Rebuilding America’s Infrastructureby Representative Paul Tonko
Posted on 2013-01-15
TONKO. Sure. Thank you, Representative Garamendi. Thank you for
bringing us together for this hour on the floor, where I think it's
important to pay attention to the needs out there as they relate to the
damages that were brought upon certain areas of the country by Mother
Yes, there's been a lot of focus with this on Superstorm Sandy. That really had its presence felt just to the south of my given congressional district. However, there was some damages in the northern reaches of upstate New York, the more northern sections as we traveled north of the metro area.
But suffice it to say, the need here for assistance by not only New York, but New Jersey and Connecticut, where the proper of New York, the metro area of New York City, Long Island, Westchester County, were impacted severely by this storm. As I said, on the fringe elements in my area, not as much. But certainly, New Jersey and Connecticut were hard hit.
But just over a year before that storm, you're absolutely right, we were impacted by Irene and Lee, a double dose of damage that really impacted my given congressional district severely. It looked like a war-torn area, as was the case here with Superstorm Sandy.
And this Nation, whenever impacted by natural or manmade disasters, found a response from Congress, that the President, whoever that person might be at the time, working with Congress, expedited the assistance, wanted to get that aid there with a high degree of urgency.
What we saw here was uncalled-for delays as people languished. I mean, we have to look at the human element here, the human cost of 88 Americans that were impacted, lives lost because of this tremendous devastation, the impact that befell so many communities with infrastructure being damaged severely, if not destroyed totally.
It was also about the impact on the business community, the loss to commerce, and certainly property damage that people are going to have to respond to over a long course of comeback that I have witnessed in my district with the storm, as you indicated, being more than a year ago.
And so it is important for us, as a Nation, to be responsive and responsible. That has always been the measure coming forth from this Nation, understanding, with sensitivity, what needed to be done and getting aid to people. That's what it's all about.
And so today, when finally a vote was taken, some 70 days after Superstorm Sandy hit, 70-plus days after the storm hit, finally we get a response, when so much pain and anguish was allowed to continue, unnecessarily so.
The infrastructure issues in this country, storms aside, need to be addressed. The American Society of Civil Engineers has graded many of our bridges into a D classification, a poor grade, deficiencies that are out there brought to our attention.
So not only do we need to respond to these tragedies and respond to our given infrastructure, but I think what happens here is an opportunity to come forward with job creation, providing for the trades and skilled tradespeople to be put to work. That is so important for our economy. It's so important for our public safety; it's so important for emergency response, as we've witnessed here in the northeast of the country.
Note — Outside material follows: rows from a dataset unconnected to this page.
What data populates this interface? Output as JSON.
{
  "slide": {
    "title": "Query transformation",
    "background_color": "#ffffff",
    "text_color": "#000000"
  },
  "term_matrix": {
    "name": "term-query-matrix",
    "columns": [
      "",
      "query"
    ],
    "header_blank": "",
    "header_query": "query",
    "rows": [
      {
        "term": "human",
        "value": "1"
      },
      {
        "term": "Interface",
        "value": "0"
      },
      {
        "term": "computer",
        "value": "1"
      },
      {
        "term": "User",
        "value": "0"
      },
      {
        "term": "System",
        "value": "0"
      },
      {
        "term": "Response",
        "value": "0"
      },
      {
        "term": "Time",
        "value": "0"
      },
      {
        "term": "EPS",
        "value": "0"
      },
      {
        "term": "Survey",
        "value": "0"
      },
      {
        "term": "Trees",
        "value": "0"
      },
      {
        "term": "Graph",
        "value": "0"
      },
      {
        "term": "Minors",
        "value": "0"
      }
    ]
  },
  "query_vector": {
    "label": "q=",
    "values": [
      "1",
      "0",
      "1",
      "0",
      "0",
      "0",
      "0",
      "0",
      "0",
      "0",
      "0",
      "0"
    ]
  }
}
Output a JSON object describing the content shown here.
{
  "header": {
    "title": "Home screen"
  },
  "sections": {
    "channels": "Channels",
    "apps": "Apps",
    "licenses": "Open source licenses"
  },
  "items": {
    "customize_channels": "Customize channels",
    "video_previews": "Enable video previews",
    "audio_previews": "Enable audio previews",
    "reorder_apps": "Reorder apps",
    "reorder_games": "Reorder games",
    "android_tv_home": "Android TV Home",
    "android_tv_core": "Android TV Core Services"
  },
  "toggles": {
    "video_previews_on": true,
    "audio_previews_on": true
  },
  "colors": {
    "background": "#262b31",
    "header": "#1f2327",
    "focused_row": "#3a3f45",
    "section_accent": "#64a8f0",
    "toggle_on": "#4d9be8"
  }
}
And so while the fight was long and at times unnecessary, at least the vote was taken today and we moved forward.